Is that hesitation I sense coming from your direction?
2. What is the best way to blur the background?
Still nothing? Ok, one more
3. How do you tell the difference between specular and diffused light?
Yep, that’s what I thought. Buy the book. It’s clear, simple and quite possibly the cheapest meaningful step you can take to become a better photographer.
When people find out I’m a photographer they quickly tell me that they love photography too, but they only take pictures with their smartphones these days. Then they tell me that they own a DSLR but leave it at home because they haven’t read the manual, and don’t understand the controls. “One day I’m going to take a photo class to learn how to use that camera.”
Yet these same people, when I see them a year later, have never taken the class. What I notice is that people imagine that it takes a long time to learn to use a DSLR to take great photos. First they have to read the manual, then maybe take that class. Then there is all the time to practice. It could take ten years before you finally learn to take amazing photos. But what if you could accelerate your learning process? What if you could learn everything in one hour?
Professional photographers work on instinct. It appears we have super powers, but it's not true. It appears so because the secrets to the super powers are seldom revealed because photographers talk with other photographers, and don't always venture in to the world at large to teach. Those who do are not always good at explaining how they are so strong, capable or confident. They just do their work amazingly well.
I’m skilled at explaining things in a simple way, and that’s why I wrote this book. If you don't possess super powers, then why not learn from someone who does and will share them with you?
You probably don’t have the time to read a long book about photography, especially when you just want to know enough to shoot great photos on your next vacation. I have distilled everything I know into 12 short lessons that will help you learn 80% of what a photographer knows in 1 hour. Each lesson is simple and can be read in about 5 minutes.

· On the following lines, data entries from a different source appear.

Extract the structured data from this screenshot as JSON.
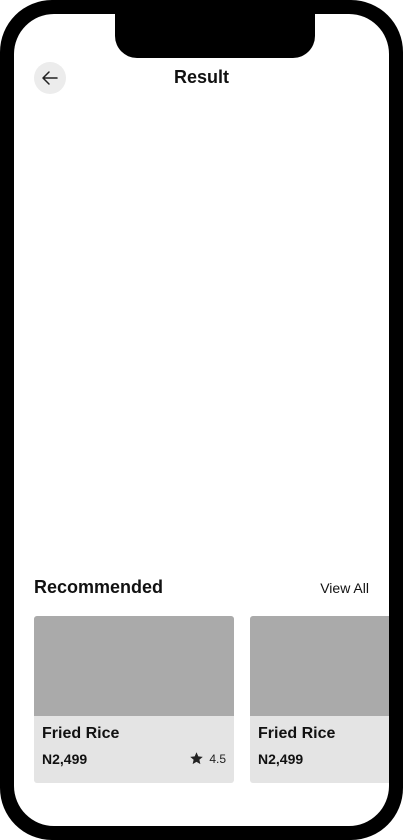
{
  "header": {
    "back_icon": "arrow-left-icon",
    "title": "Result"
  },
  "recommended": {
    "title": "Recommended",
    "view_all_label": "View All",
    "cards": [
      {
        "name": "Fried Rice",
        "price": "N2,499",
        "rating": "4.5",
        "rating_icon": "star-icon"
      },
      {
        "name": "Fried Rice",
        "price": "N2,499"
      }
    ]
  },
  "colors": {
    "frame": "#000000",
    "background": "#ffffff",
    "image_placeholder": "#aaaaaa",
    "card_background": "#e4e4e4",
    "back_button_bg": "#ececec"
  }
}
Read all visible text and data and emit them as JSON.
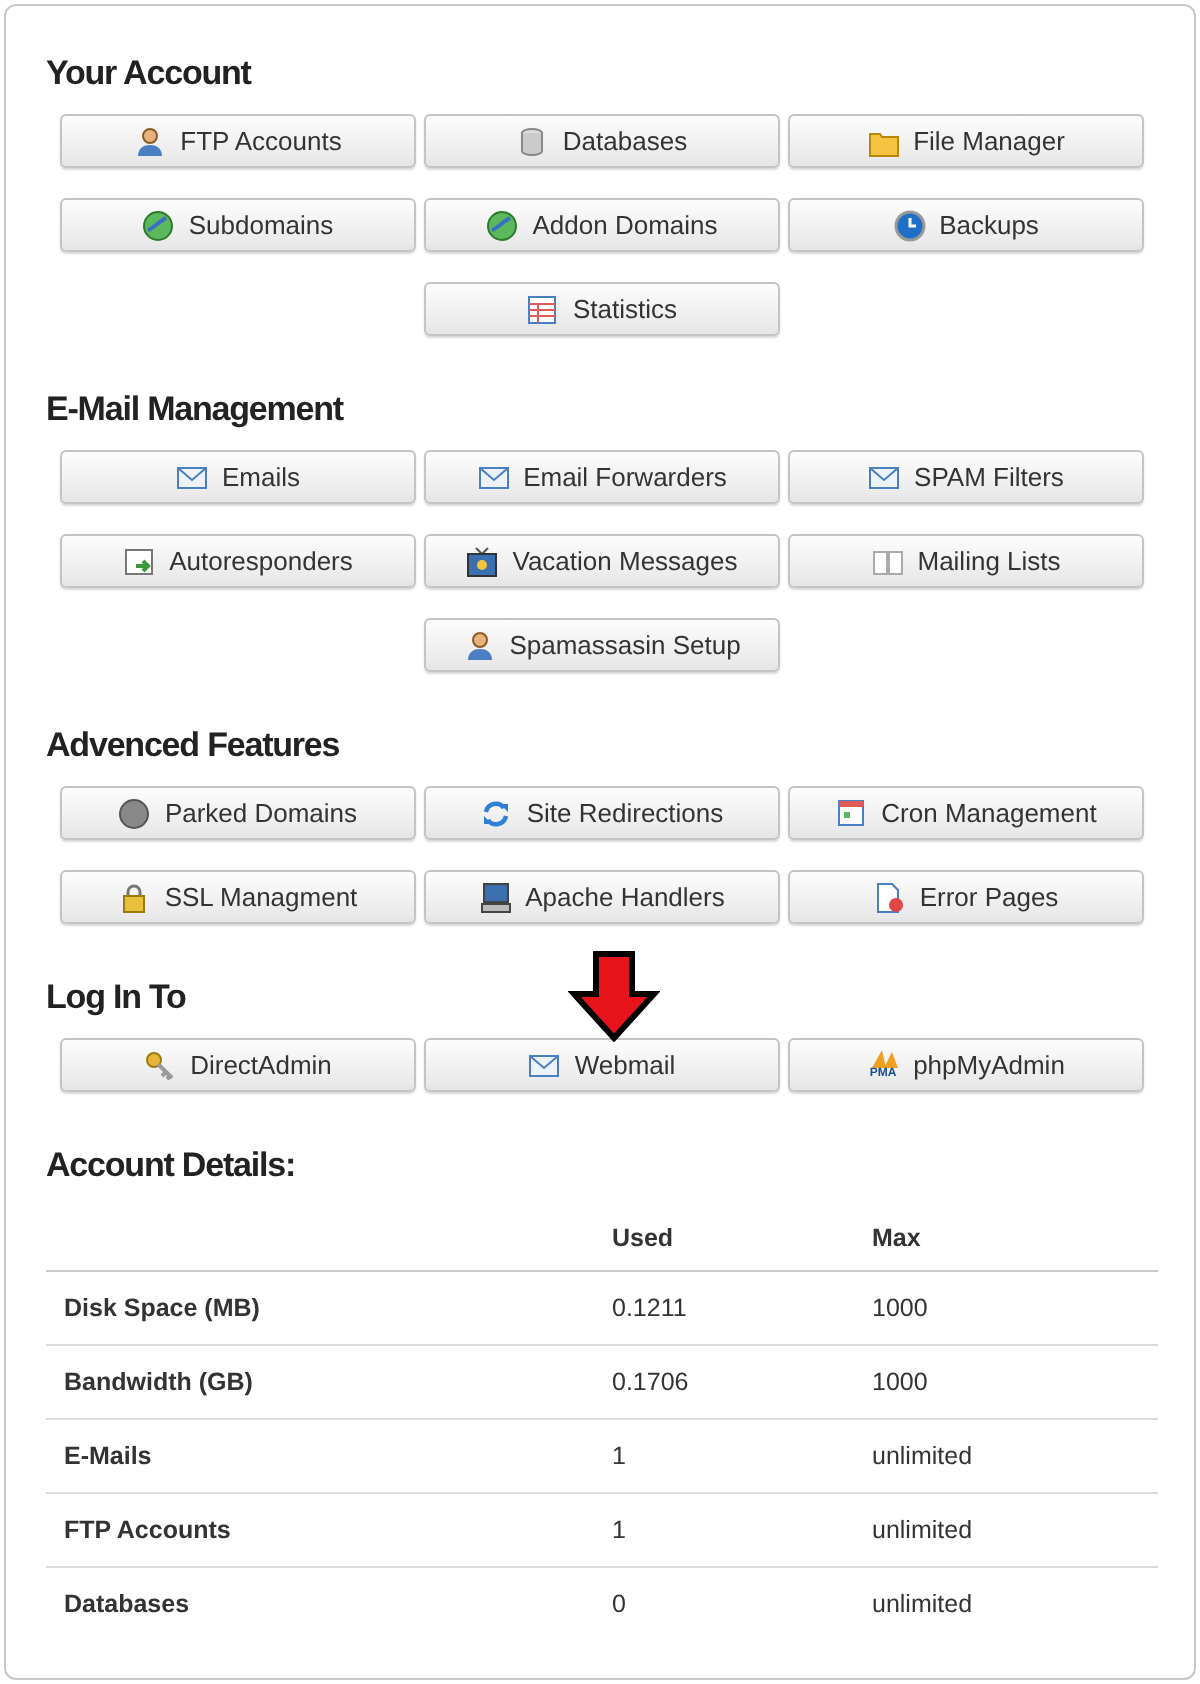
{
  "sections": [
    {
      "title": "Your Account",
      "rows": [
        [
          {
            "label": "FTP Accounts"
          },
          {
            "label": "Databases"
          },
          {
            "label": "File Manager"
          }
        ],
        [
          {
            "label": "Subdomains"
          },
          {
            "label": "Addon Domains"
          },
          {
            "label": "Backups"
          }
        ],
        [
          "",
          {
            "label": "Statistics"
          },
          ""
        ]
      ]
    },
    {
      "title": "E-Mail Management",
      "rows": [
        [
          {
            "label": "Emails"
          },
          {
            "label": "Email Forwarders"
          },
          {
            "label": "SPAM Filters"
          }
        ],
        [
          {
            "label": "Autoresponders"
          },
          {
            "label": "Vacation Messages"
          },
          {
            "label": "Mailing Lists"
          }
        ],
        [
          "",
          {
            "label": "Spamassasin Setup"
          },
          ""
        ]
      ]
    },
    {
      "title": "Advenced Features",
      "rows": [
        [
          {
            "label": "Parked Domains"
          },
          {
            "label": "Site Redirections"
          },
          {
            "label": "Cron Management"
          }
        ],
        [
          {
            "label": "SSL Managment"
          },
          {
            "label": "Apache Handlers"
          },
          {
            "label": "Error Pages"
          }
        ]
      ]
    },
    {
      "title": "Log In To",
      "rows": [
        [
          {
            "label": "DirectAdmin"
          },
          {
            "label": "Webmail"
          },
          {
            "label": "phpMyAdmin",
            "logo_text": "PMA"
          }
        ]
      ]
    }
  ],
  "account_details": {
    "title": "Account Details:",
    "columns": [
      "",
      "Used",
      "Max"
    ],
    "rows": [
      [
        "Disk Space (MB)",
        "0.1211",
        "1000"
      ],
      [
        "Bandwidth (GB)",
        "0.1706",
        "1000"
      ],
      [
        "E-Mails",
        "1",
        "unlimited"
      ],
      [
        "FTP Accounts",
        "1",
        "unlimited"
      ],
      [
        "Databases",
        "0",
        "unlimited"
      ]
    ]
  }
}
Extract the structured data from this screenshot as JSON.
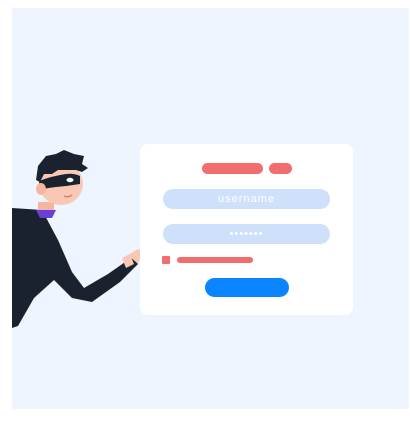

You can learn all 12 concepts in 60 minutes.
How this curriculum is organized:
Each of the 12 lessons teaches one essential photo concept that you can read and apply quickly. At the end of each chapter you will see an arrow with the words each section stick, “DO THIS NOW” followed by an actionable item to help you practice what you’ve learned.
This photography course curriculum is designed to accelerate your learning to become a skilled photographer.
After you complete these 12 short lessons you will achieve the skills and knowledge to take professional quality photos.
At the end of this course I will certify you to be an apprentice photographer. You certainly won't be a master photographer, but you'll have superpowers compared to everybody else.
I'm a professional photographer and I'm good at explaining things in a simple way. If you don’t have super powers, then why not learn from someone who does and is willing to share them with you?
You probably don’t have the time to read a long book about photography, especially when you just want to know enough to shoot great photos on your next vacation. I can teach you the important photo concepts in 60 minutes.
I have a theory that you can master 80% of professional photography by knowing the 12 photo factors. This number is somewhat randomly chosen based on my experience, but these are the concepts that professionals use regularly and you won’t find them in a camera manual or most photo courses. After you read this short book I do believe your photos will look pretty close to professional quality. Your photos won’t be as good as a professional’s — that’s why I say your photos will be 80% as good. You can learn the most important photo factors in one hour when you use this book as your guide.
This curriculum is for you, the aspiring photographer, on your quest to become “Captain of your Camera.” I remember what it feels like to be where you are right now, and I want to help you learn quickly, so I’ve written the book I wish I had when I began. It will help you take great photos. If you get stuck and need advice, please drop me a line at firstname.lastname@example.org